In - Out + Generation = Accumulation


February 2017 – Present
Seattle, WA

Data Scientist

Amazon Web Services

  • Create, maintain, and extend software tools for assessing cloud network availability risks
  • Find solutions to complex business problems with an emphasis on delivering simple, inventive, and actionable results
May 2009 – August 2009
Pittsburgh, PA

Engineering Intern

Dept. of Energy National Energy Technology Laboratory

  • Organized and led field study to test methods for identifying abandoned wells via methane leaks
  • Developed software tools for post-processing collected geospatial data using Matlab and ArcGIS
December 2006 – December 2017
Salt Lake City, UT

Research Associate

Univ. of Utah Dept. of Chemical Engineering

  • Wrote forecasting tools used by regulatory agencies to estimate emissions from oil and gas wells
  • Evaluated the economic feasibility and key barriers to novel oil production technologies
  • Applied computational fluid dynamics tools to model heat and mass transfer in porous media
  • Characterized and designed systems for generating aerosols to simulate chemical weapons
April 2002 – April 2008
Hill AFB, UT

Aircraft Mechanic

United States Air Force Reserve

  • Performed ground handling, servicing, inspection, and general maintenance on F-16 aircraft
  • Certified and trained on aircraft battle damage repair
  • Honorably discharged at rank of Staff Sergeant

Selected Publications

In this study, emissions of ozone precursors from oil and gas operations in Utah’s Uinta Basin are predicted (with uncertainty estimates) from 2015–2019 using a Monte-Carlo model of (a) drilling and production activity, and (b) emission factors.
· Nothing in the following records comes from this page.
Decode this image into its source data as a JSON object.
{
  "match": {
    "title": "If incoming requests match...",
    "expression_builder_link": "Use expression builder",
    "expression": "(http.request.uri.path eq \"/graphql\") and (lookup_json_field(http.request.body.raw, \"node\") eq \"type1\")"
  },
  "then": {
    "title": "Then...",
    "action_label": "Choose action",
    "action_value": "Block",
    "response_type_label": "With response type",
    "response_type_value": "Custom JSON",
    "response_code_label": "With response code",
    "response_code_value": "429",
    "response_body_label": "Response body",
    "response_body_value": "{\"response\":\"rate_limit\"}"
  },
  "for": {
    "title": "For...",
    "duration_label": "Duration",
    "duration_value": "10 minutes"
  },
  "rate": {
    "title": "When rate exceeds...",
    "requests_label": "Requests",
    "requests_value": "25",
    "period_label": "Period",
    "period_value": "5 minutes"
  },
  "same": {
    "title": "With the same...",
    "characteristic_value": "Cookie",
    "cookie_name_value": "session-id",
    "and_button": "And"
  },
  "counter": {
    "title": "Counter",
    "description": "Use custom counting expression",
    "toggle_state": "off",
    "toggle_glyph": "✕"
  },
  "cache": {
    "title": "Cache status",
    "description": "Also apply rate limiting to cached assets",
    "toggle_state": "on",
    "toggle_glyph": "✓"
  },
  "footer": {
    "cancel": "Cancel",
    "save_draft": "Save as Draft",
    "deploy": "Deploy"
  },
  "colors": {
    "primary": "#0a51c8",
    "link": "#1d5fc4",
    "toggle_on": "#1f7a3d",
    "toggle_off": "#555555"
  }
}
Cross-validation tests against actual drilling and production data from 2010–2014 show that the model can accurately predict both types of activities, returning median results that are within 5% of actual values for drilling, 0.1% for oil production, and 4% for gas production. A variety of one-time (drilling) and ongoing (oil and gas production) emission factors for greenhouse gases, methane, and volatile organic compounds (VOCs) are applied to the predicted oil and gas operations. Based on the range of emission factor values reported in the literature, emissions from well completions are the most significant source of emissions, followed by gas transmission and production. We estimate that the annual average VOC emissions rate for the oil and gas industry over the 2010–2015 time period was 44.2E+06 (mean) ± 12.8E+06 (standard deviation) kg VOCs per year (with all applicable emissions reductions). On the same basis, over the 2015–2019 period annual average VOC emissions from oil and gas operations are expected to drop 45% to 24.2E+06 ± 3.43E+06 kg VOCs per year, due to decreases in drilling activity and tighter emission standards.
Journal of the Air & Waste Management Association, 2016

Recent Publications
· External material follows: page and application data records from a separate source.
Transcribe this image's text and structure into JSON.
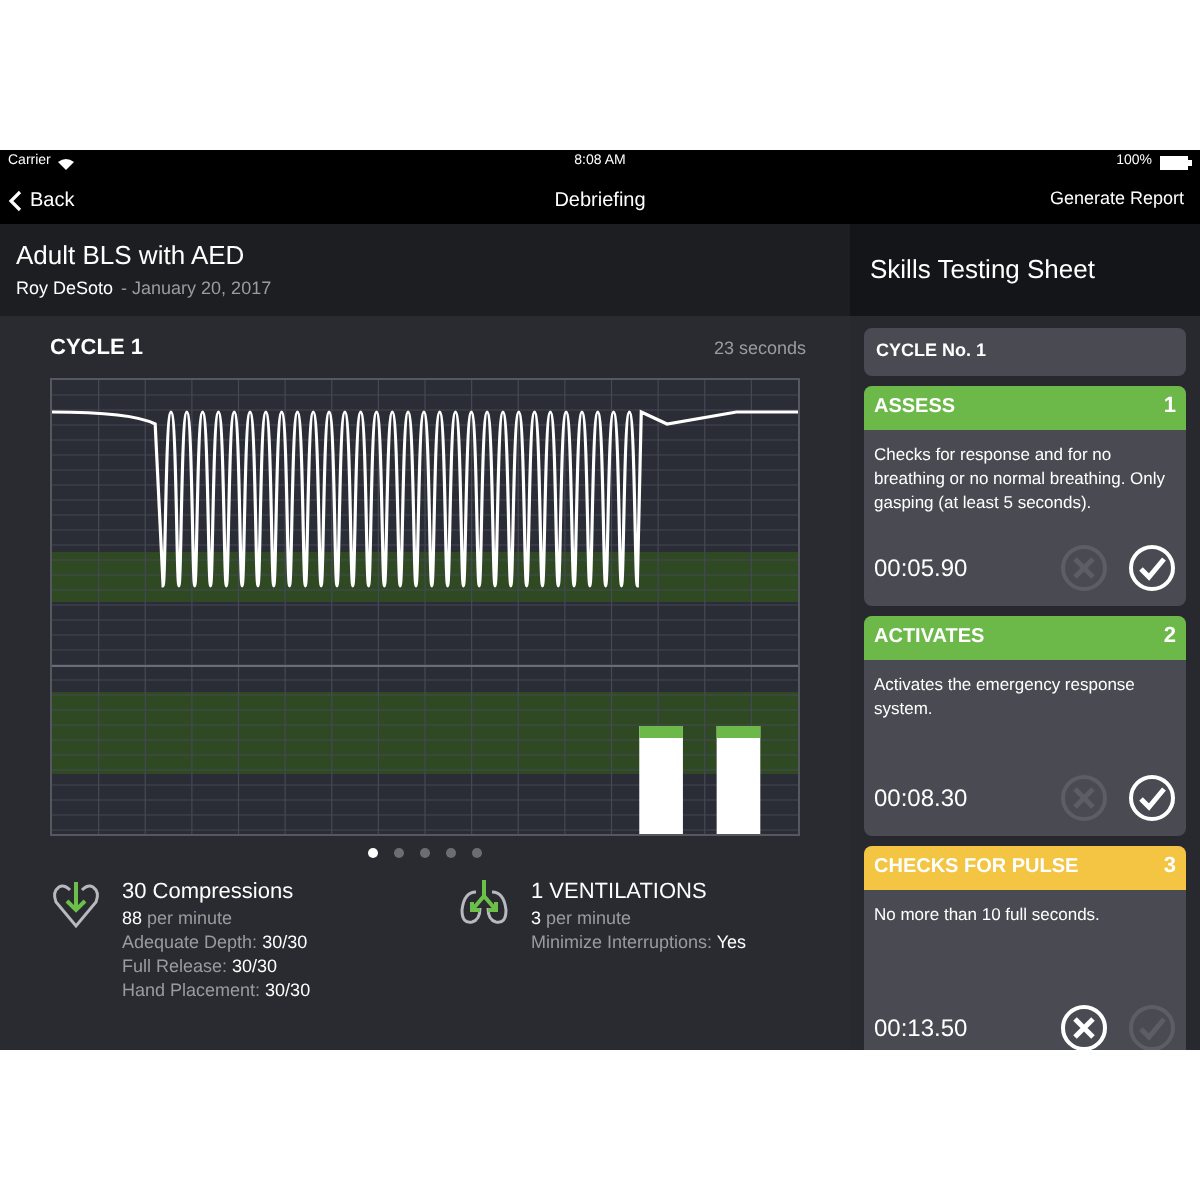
{
  "status_bar": {
    "carrier": "Carrier",
    "time": "8:08 AM",
    "battery": "100%"
  },
  "nav_bar": {
    "back": "Back",
    "title": "Debriefing",
    "action": "Generate Report"
  },
  "scenario": {
    "title": "Adult BLS with AED",
    "student": "Roy DeSoto",
    "date": "- January 20, 2017"
  },
  "cycle": {
    "title": "CYCLE 1",
    "duration": "23 seconds"
  },
  "pages": [
    {
      "selected": true
    },
    {
      "selected": false
    },
    {
      "selected": false
    },
    {
      "selected": false
    },
    {
      "selected": false
    }
  ],
  "stats": [
    {
      "kind": "compressions",
      "title": "30 Compressions",
      "rate": "88",
      "rate_unit": "per minute",
      "lines": [
        {
          "label": "Adequate Depth:",
          "value": "30/30"
        },
        {
          "label": "Full Release:",
          "value": "30/30"
        },
        {
          "label": "Hand Placement:",
          "value": "30/30"
        }
      ]
    },
    {
      "kind": "ventilations",
      "title": "1 VENTILATIONS",
      "rate": "3",
      "rate_unit": "per minute",
      "lines": [
        {
          "label": "Minimize Interruptions:",
          "value": "Yes"
        }
      ]
    }
  ],
  "sheet": {
    "title": "Skills Testing Sheet",
    "cycle_label": "CYCLE No. 1",
    "steps": [
      {
        "title": "ASSESS",
        "number": "1",
        "color": "#6cb94a",
        "description": "Checks for response and for no breathing or no normal breathing. Only gasping (at least 5 seconds).",
        "time": "00:05.90",
        "passed": true
      },
      {
        "title": "ACTIVATES",
        "number": "2",
        "color": "#6cb94a",
        "description": "Activates the emergency response system.",
        "time": "00:08.30",
        "passed": true
      },
      {
        "title": "CHECKS FOR PULSE",
        "number": "3",
        "color": "#f4c443",
        "description": "No more than 10 full seconds.",
        "time": "00:13.50",
        "passed": false
      }
    ]
  }
}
. Economic Analysis of In Situ Oil Shale Development in the Uinta Basin. Utah Oil Shale - Science, Technology, and Policy Perspectives, 2016.


. Oxyfiring with CO2 capture to meet low-carbon fuel standards for unconventional fuels from Utah. International Journal of Greenhouse Gas Control, 2014.
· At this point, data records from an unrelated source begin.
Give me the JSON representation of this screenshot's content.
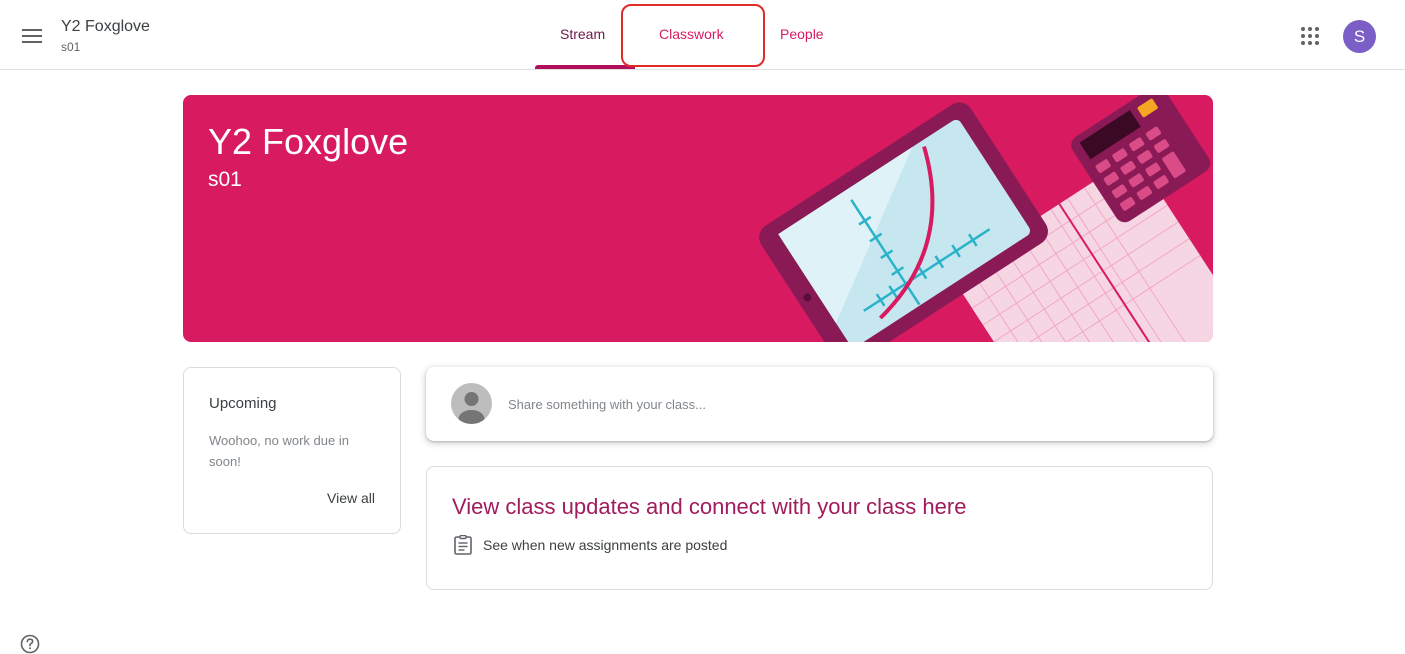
{
  "header": {
    "class_name": "Y2 Foxglove",
    "section": "s01",
    "tabs": [
      {
        "label": "Stream",
        "active": true
      },
      {
        "label": "Classwork",
        "active": false
      },
      {
        "label": "People",
        "active": false
      }
    ],
    "avatar_initial": "S",
    "icons": [
      "menu-icon",
      "apps-grid-icon"
    ]
  },
  "banner": {
    "title": "Y2 Foxglove",
    "section": "s01",
    "color": "#d81b60"
  },
  "upcoming": {
    "title": "Upcoming",
    "message": "Woohoo, no work due in soon!",
    "view_all_label": "View all"
  },
  "share": {
    "placeholder": "Share something with your class..."
  },
  "updates": {
    "title": "View class updates and connect with your class here",
    "item_text": "See when new assignments are posted",
    "item_icon": "assignment-icon"
  },
  "colors": {
    "accent": "#d81b60",
    "tab_active": "#6d1a4a",
    "avatar": "#7b5fc7",
    "annotation": "#e02b2b"
  }
}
. A market assessment of oil sands and oil shale resources. Univ. of Utah Institute for Clean and Secure Energy, 2013.